The three words of the title of this post were separately suppressed by Myanmar’s ruling junta: “red” because of its association with Communism; “sunset” because General Ne Win’s name meant “sunrise”; and “mother” because that was the nickname of Burmese dissident Aung San Suu Kyi.
That brings back to mind another draconian instance of censorship. In Costa-Gavras’s film Z (1969), the rightist Greek colonels in charge forbid the use of the letter Z (Zeta) in the Greek alphabet because of the protestors’ use of the Greek phrase “Ζει,” meaning “He lives.” The pronoun refers to the democratic politician Grigoris Lambrakis, who was assassinated in 1963.
What does one do when the powers that be forbid the use of certain words? Russian and Eastern European writers under Communist rule came up with the solution: use other words in their place. This is referred to as the use of Aesopian, or Aesopic, language. Just as the ancient Greek teller of fables used stories to mask political realities, writers would use metaphorical language to stand in for the proscribed language. In an article entitled “The Rhetoric of Subversion: Strategies of ‘Aesopian Language’ in Romanian Literary Criticism Under Late Communism,” Andrei Terian describes the procedure used:
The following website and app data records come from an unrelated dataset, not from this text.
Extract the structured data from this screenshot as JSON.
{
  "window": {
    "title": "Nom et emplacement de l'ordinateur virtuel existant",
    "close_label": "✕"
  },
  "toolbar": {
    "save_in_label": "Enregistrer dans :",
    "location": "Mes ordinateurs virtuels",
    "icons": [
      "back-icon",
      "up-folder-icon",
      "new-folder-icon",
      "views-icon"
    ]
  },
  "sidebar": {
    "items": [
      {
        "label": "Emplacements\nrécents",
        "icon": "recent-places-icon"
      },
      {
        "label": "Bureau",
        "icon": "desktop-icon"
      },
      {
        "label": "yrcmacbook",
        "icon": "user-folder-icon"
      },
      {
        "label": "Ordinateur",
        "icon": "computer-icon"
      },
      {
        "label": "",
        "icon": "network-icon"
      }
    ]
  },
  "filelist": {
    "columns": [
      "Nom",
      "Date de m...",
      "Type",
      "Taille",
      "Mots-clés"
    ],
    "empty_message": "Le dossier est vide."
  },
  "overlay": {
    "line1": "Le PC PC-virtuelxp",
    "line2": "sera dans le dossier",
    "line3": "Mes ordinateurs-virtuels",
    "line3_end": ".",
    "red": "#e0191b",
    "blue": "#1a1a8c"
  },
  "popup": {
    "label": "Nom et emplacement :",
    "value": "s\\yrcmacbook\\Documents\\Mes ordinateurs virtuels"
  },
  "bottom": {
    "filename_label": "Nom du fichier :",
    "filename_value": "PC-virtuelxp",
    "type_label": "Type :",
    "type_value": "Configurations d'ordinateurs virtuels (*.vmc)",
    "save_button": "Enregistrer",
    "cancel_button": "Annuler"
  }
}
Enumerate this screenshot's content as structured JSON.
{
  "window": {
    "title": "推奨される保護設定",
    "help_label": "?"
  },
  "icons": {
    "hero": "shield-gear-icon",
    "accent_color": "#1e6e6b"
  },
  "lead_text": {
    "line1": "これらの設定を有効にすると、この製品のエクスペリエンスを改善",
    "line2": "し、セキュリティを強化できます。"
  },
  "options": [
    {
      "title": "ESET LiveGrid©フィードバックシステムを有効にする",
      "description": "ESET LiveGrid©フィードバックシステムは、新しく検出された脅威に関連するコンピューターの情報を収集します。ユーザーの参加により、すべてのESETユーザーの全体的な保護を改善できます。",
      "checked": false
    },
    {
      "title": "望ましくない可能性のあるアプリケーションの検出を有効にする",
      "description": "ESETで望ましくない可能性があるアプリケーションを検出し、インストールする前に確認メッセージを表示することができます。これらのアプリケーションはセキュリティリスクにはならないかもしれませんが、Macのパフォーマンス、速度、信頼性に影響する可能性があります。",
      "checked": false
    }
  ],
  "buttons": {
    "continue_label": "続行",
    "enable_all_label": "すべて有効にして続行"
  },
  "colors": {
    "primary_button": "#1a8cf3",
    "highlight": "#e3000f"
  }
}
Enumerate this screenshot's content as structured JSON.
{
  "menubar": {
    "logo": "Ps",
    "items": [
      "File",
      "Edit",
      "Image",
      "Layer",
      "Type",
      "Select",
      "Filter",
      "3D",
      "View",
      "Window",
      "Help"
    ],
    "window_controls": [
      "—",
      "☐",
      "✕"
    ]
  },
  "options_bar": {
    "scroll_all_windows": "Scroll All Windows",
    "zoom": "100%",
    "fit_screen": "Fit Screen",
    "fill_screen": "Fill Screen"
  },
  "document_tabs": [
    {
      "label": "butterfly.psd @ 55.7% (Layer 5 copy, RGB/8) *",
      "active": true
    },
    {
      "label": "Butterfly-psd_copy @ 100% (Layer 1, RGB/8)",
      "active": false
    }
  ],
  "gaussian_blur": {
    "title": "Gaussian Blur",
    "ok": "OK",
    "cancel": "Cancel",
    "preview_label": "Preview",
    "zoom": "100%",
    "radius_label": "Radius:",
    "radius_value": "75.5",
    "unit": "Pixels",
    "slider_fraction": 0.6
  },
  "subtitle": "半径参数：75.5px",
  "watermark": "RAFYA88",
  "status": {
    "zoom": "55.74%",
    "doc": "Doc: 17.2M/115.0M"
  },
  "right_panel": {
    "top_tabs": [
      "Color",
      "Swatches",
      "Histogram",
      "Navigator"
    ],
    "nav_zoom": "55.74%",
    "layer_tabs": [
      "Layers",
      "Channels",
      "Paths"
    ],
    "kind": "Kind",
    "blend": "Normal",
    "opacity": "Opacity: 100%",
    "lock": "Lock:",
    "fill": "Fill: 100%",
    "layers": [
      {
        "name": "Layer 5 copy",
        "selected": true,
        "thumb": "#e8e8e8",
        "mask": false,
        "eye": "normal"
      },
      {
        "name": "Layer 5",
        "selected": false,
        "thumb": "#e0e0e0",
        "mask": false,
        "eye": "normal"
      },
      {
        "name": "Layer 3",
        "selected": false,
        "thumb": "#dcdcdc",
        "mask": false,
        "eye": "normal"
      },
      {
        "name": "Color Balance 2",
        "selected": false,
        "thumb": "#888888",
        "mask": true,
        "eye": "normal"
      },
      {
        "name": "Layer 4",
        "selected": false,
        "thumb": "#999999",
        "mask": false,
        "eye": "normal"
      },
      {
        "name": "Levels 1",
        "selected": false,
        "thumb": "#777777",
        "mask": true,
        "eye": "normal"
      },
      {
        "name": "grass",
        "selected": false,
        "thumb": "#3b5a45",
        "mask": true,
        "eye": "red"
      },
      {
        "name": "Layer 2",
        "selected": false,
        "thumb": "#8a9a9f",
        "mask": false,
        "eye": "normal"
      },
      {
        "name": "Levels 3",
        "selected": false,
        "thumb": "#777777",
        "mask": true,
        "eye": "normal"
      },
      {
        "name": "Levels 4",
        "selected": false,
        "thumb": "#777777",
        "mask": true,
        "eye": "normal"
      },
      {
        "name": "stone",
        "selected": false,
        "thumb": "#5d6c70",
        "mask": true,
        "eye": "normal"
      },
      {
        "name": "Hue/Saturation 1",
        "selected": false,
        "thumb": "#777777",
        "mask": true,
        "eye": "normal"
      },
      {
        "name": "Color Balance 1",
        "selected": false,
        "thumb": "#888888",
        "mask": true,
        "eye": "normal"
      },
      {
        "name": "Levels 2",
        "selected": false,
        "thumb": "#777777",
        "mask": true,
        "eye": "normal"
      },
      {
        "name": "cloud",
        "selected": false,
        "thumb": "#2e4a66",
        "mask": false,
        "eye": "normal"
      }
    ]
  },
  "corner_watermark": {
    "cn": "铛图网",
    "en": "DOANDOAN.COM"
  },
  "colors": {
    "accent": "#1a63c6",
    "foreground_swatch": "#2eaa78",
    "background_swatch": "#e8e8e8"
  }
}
Since organized dissent was absent, the ‘resistance through culture’ represented in Romania the main form of assertion of the writers’ independence from the Communist regime. Civically, it materialized through the refusal to enroll in the party’s propaganda machine, while artistically, it took place through the defense of the priority of the ‘aesthetic’ criterion in the production and reception of literary works, which generated a literature relatively autonomous from the political sphere. Nevertheless, from the perspective of maximalist ethics, the ‘resistance through culture’ is a deeply duplicitous phenomenon, which fits perfectly in the Ketman paradigm described by Czeslaw Milosz. In the Polish writer’s opinion, ‘Ketman means self-realization against something’ (The Captive Mind ….), which, in the case of totalitarian societies, is translated in a profound divergence between an individual’s private thoughts and their public expression.
I thought Milosz expressed it better in The Captive Mind—a book I urge everyone to read—but I can’t quote it because, alas, I can’t lay my hand on it at the moment.
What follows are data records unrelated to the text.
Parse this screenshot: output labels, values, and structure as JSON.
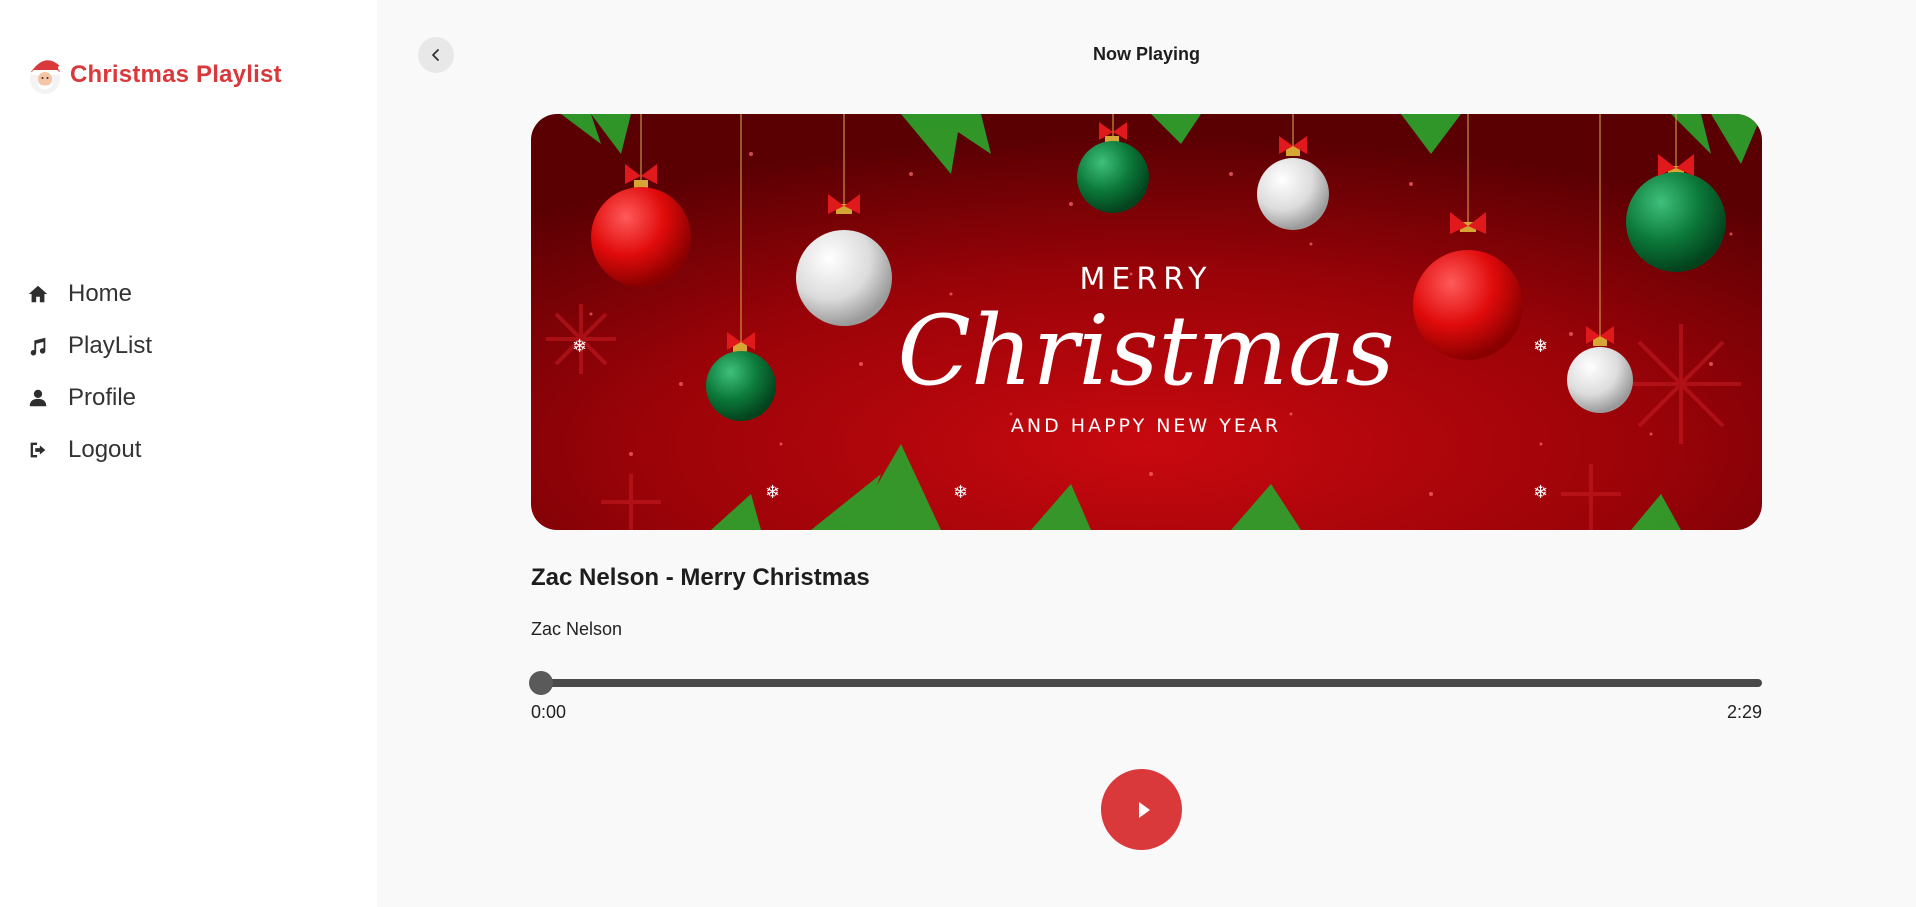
{
  "app": {
    "brand_name": "Christmas Playlist",
    "brand_icon": "santa-icon",
    "accent_color": "#d9393b"
  },
  "sidebar": {
    "items": [
      {
        "label": "Home",
        "icon": "home-icon"
      },
      {
        "label": "PlayList",
        "icon": "music-note-icon"
      },
      {
        "label": "Profile",
        "icon": "user-icon"
      },
      {
        "label": "Logout",
        "icon": "logout-icon"
      }
    ]
  },
  "header": {
    "title": "Now Playing",
    "back_icon": "chevron-left-icon"
  },
  "cover": {
    "line1": "MERRY",
    "line2": "Christmas",
    "line3": "AND HAPPY NEW YEAR"
  },
  "track": {
    "title": "Zac Nelson - Merry Christmas",
    "artist": "Zac Nelson",
    "current_time": "0:00",
    "total_time": "2:29",
    "progress": 0
  },
  "controls": {
    "play_icon": "play-icon"
  }
}
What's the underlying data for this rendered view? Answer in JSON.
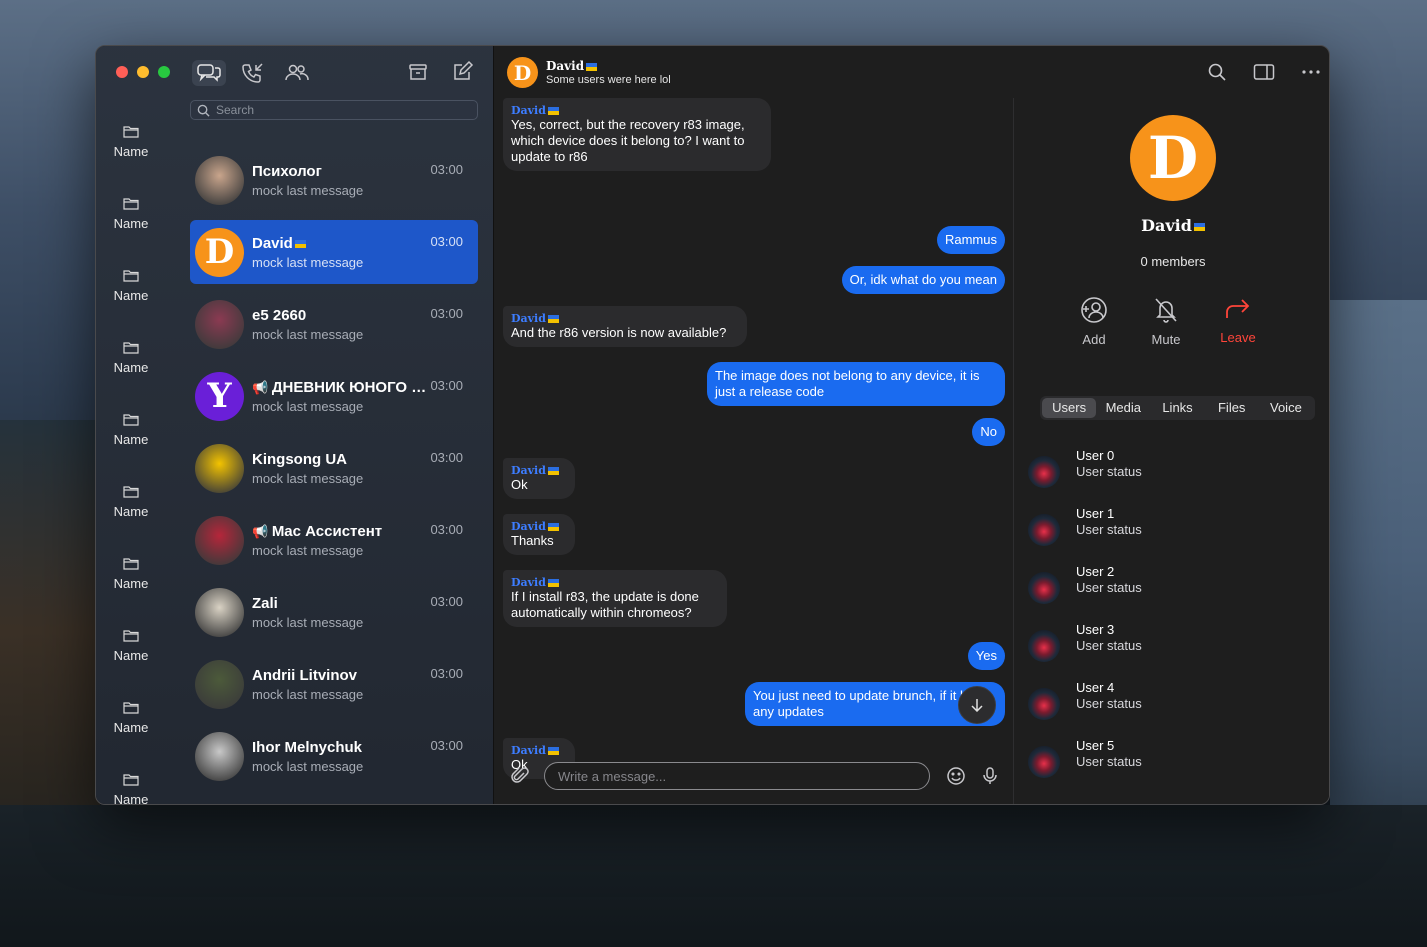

Terian is a bit abstruse, so let me think of an example. Let us say that the Tea Party rules America as a rightist junta and bans the use of the word “abortion.” A hated Liberal writer can use another term, such as “ablution” in such a way that a censor would let it pass, despite the fact that its meaning would be clear from its context, as in “they were able to limit the size of their family with the discreet use of ablution.” Writers can and did develop an entire language of such circumlocutions under the noses of the Communist censors.
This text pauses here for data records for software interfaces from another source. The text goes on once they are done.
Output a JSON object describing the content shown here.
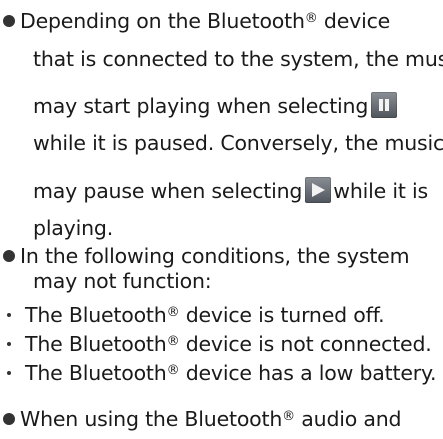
{
  "register_mark": "®",
  "icons": {
    "pause": "pause-icon",
    "play": "play-icon"
  },
  "bullet1": {
    "l1_a": "Depending on the Bluetooth",
    "l1_b": " device",
    "l2": "that is connected to the system, the music",
    "l3": "may start playing when selecting",
    "l4": "while it is paused. Conversely, the music",
    "l5_a": "may pause when selecting",
    "l5_b": "while it is",
    "l6": "playing."
  },
  "bullet2": {
    "l1": "In the following conditions, the system",
    "l2": "may not function:",
    "sub1_a": "The Bluetooth",
    "sub1_b": " device is turned off.",
    "sub2_a": "The Bluetooth",
    "sub2_b": " device is not connected.",
    "sub3_a": "The Bluetooth",
    "sub3_b": " device has a low battery."
  },
  "bullet3": {
    "l1_a": "When using the Bluetooth",
    "l1_b": " audio and"
  }
}
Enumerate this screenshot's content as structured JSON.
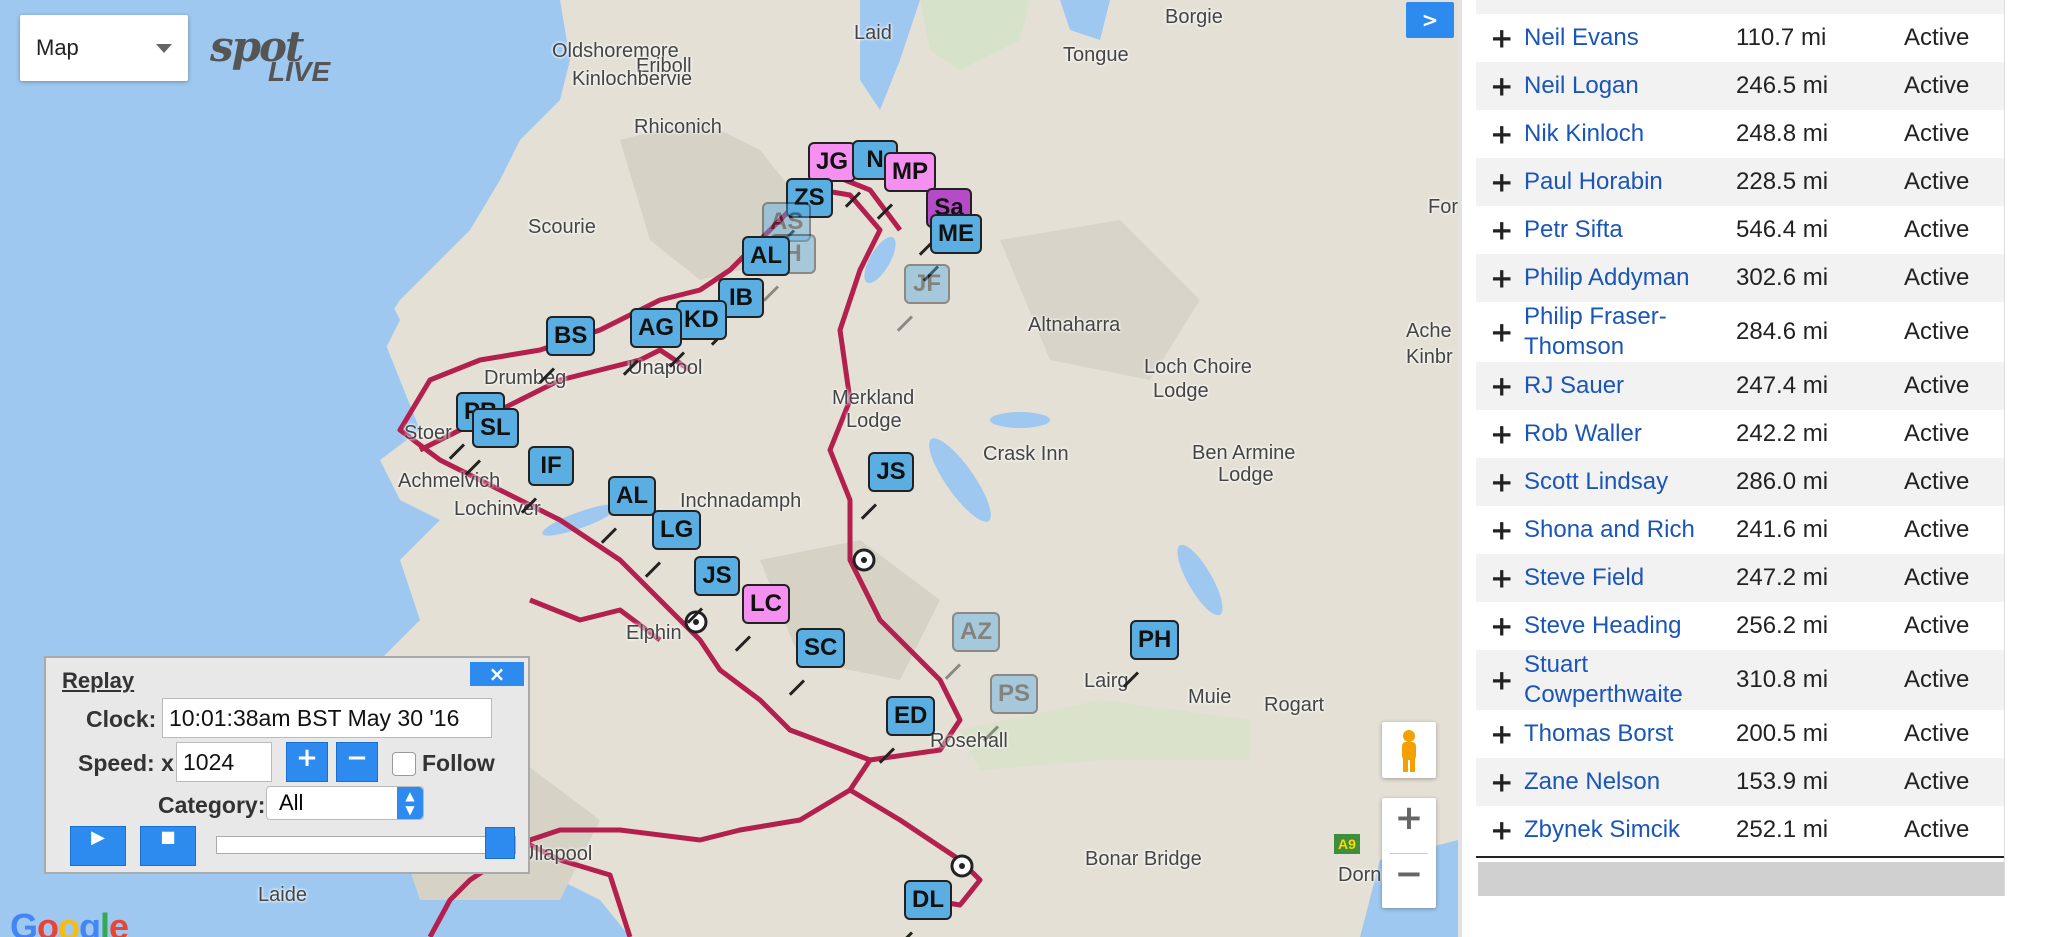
{
  "map_controls": {
    "map_type": "Map",
    "collapse_panel": ">",
    "zoom_in": "+",
    "zoom_out": "−",
    "logo_text_1": "spot",
    "logo_text_2": "LIVE",
    "google_logo": "Google",
    "road_shield": "A9"
  },
  "places": [
    "Borgie",
    "Laid",
    "Oldshoremore",
    "Eriboll",
    "Tongue",
    "Kinlochbervie",
    "Rhiconich",
    "Scourie",
    "Drumbeg",
    "Unapool",
    "Altnaharra",
    "Loch Choire",
    "Lodge",
    "Merkland",
    "Lodge",
    "Stoer",
    "Achmelvich",
    "Lochinver",
    "Crask Inn",
    "Ben Armine",
    "Lodge",
    "Elphin",
    "Lairg",
    "Muie",
    "Rogart",
    "Rosehall",
    "Ullapool",
    "Laide",
    "Bonar Bridge",
    "Dorn",
    "Ache",
    "Kinbr",
    "For",
    "Inchnadamph"
  ],
  "markers": [
    "JG",
    "N",
    "MP",
    "ZS",
    "AS",
    "Sa",
    "ME",
    "AL",
    "H",
    "JF",
    "IB",
    "KD",
    "AG",
    "BS",
    "PB",
    "SL",
    "IF",
    "AL",
    "LG",
    "JS",
    "JS",
    "LC",
    "SC",
    "AZ",
    "PH",
    "PS",
    "ED",
    "DL"
  ],
  "replay": {
    "title": "Replay",
    "close": "×",
    "clock_label": "Clock:",
    "clock_value": "10:01:38am BST May 30 '16",
    "speed_label": "Speed: x",
    "speed_value": "1024",
    "speed_plus": "+",
    "speed_minus": "−",
    "follow_label": "Follow",
    "category_label": "Category:",
    "category_value": "All",
    "play": "▶",
    "stop": "■",
    "progress": 1.0
  },
  "riders": [
    {
      "name": "Neil Evans",
      "distance": "110.7 mi",
      "status": "Active"
    },
    {
      "name": "Neil Logan",
      "distance": "246.5 mi",
      "status": "Active"
    },
    {
      "name": "Nik Kinloch",
      "distance": "248.8 mi",
      "status": "Active"
    },
    {
      "name": "Paul Horabin",
      "distance": "228.5 mi",
      "status": "Active"
    },
    {
      "name": "Petr Sifta",
      "distance": "546.4 mi",
      "status": "Active"
    },
    {
      "name": "Philip Addyman",
      "distance": "302.6 mi",
      "status": "Active"
    },
    {
      "name": "Philip Fraser-Thomson",
      "distance": "284.6 mi",
      "status": "Active"
    },
    {
      "name": "RJ Sauer",
      "distance": "247.4 mi",
      "status": "Active"
    },
    {
      "name": "Rob Waller",
      "distance": "242.2 mi",
      "status": "Active"
    },
    {
      "name": "Scott Lindsay",
      "distance": "286.0 mi",
      "status": "Active"
    },
    {
      "name": "Shona and Rich",
      "distance": "241.6 mi",
      "status": "Active"
    },
    {
      "name": "Steve Field",
      "distance": "247.2 mi",
      "status": "Active"
    },
    {
      "name": "Steve Heading",
      "distance": "256.2 mi",
      "status": "Active"
    },
    {
      "name": "Stuart Cowperthwaite",
      "distance": "310.8 mi",
      "status": "Active"
    },
    {
      "name": "Thomas Borst",
      "distance": "200.5 mi",
      "status": "Active"
    },
    {
      "name": "Zane Nelson",
      "distance": "153.9 mi",
      "status": "Active"
    },
    {
      "name": "Zbynek Simcik",
      "distance": "252.1 mi",
      "status": "Active"
    }
  ]
}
Even words as basic as “red,” “sunset,” and “mother” can find Aesopian equivalents, such as, perhaps, “rubicund,” “gloaming,” or “progenitrix” respectively—though a poet can play with the concept much as Viking poets used kennings such as “wave’s steed” for “ship” or “Freyja’s tears” for “gold.” And the Viking’s did this not because of censorship, but to help the meter of their compositions.